The entries are to be repeated in full, without any change.

··· MATERIALS PROVIDED ···

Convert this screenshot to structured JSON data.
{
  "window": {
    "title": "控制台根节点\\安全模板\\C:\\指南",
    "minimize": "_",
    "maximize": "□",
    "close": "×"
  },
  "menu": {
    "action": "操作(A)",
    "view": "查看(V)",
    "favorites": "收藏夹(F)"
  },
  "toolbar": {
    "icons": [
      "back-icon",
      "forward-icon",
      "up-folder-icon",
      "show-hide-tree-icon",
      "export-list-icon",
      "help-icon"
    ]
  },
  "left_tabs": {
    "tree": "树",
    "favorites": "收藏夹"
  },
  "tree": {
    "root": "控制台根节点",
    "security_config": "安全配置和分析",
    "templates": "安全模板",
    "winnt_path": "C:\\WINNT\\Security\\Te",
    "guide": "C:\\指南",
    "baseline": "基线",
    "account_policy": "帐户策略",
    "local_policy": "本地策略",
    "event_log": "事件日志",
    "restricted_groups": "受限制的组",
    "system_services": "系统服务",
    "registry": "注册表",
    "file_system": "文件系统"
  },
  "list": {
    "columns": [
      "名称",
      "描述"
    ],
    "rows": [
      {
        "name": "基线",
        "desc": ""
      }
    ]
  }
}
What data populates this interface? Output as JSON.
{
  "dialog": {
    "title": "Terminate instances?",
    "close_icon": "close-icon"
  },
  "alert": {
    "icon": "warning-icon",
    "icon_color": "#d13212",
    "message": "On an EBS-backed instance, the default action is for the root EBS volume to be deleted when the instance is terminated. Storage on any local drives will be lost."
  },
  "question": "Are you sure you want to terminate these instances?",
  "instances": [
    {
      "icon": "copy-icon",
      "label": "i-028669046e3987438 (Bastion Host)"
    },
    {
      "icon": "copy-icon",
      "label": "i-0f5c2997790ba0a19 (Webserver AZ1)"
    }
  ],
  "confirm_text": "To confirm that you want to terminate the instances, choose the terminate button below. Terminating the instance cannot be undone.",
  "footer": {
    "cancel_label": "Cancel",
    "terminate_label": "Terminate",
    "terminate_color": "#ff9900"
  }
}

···

▸ **EXPECTED ANSWER**
Convert this screenshot to structured JSON data.
{
  "window": {
    "title": "控制台根节点\\安全模板\\C:\\指南",
    "minimize": "_",
    "maximize": "□",
    "close": "×"
  },
  "menu": {
    "action": "操作(A)",
    "view": "查看(V)",
    "favorites": "收藏夹(F)"
  },
  "toolbar": {
    "icons": [
      "back-icon",
      "forward-icon",
      "up-folder-icon",
      "show-hide-tree-icon",
      "export-list-icon",
      "help-icon"
    ]
  },
  "left_tabs": {
    "tree": "树",
    "favorites": "收藏夹"
  },
  "tree": {
    "root": "控制台根节点",
    "security_config": "安全配置和分析",
    "templates": "安全模板",
    "winnt_path": "C:\\WINNT\\Security\\Te",
    "guide": "C:\\指南",
    "baseline": "基线",
    "account_policy": "帐户策略",
    "local_policy": "本地策略",
    "event_log": "事件日志",
    "restricted_groups": "受限制的组",
    "system_services": "系统服务",
    "registry": "注册表",
    "file_system": "文件系统"
  },
  "list": {
    "columns": [
      "名称",
      "描述"
    ],
    "rows": [
      {
        "name": "基线",
        "desc": ""
      }
    ]
  }
}
What data populates this interface? Output as JSON.
{
  "dialog": {
    "title": "Terminate instances?",
    "close_icon": "close-icon"
  },
  "alert": {
    "icon": "warning-icon",
    "icon_color": "#d13212",
    "message": "On an EBS-backed instance, the default action is for the root EBS volume to be deleted when the instance is terminated. Storage on any local drives will be lost."
  },
  "question": "Are you sure you want to terminate these instances?",
  "instances": [
    {
      "icon": "copy-icon",
      "label": "i-028669046e3987438 (Bastion Host)"
    },
    {
      "icon": "copy-icon",
      "label": "i-0f5c2997790ba0a19 (Webserver AZ1)"
    }
  ],
  "confirm_text": "To confirm that you want to terminate the instances, choose the terminate button below. Terminating the instance cannot be undone.",
  "footer": {
    "cancel_label": "Cancel",
    "terminate_label": "Terminate",
    "terminate_color": "#ff9900"
  }
}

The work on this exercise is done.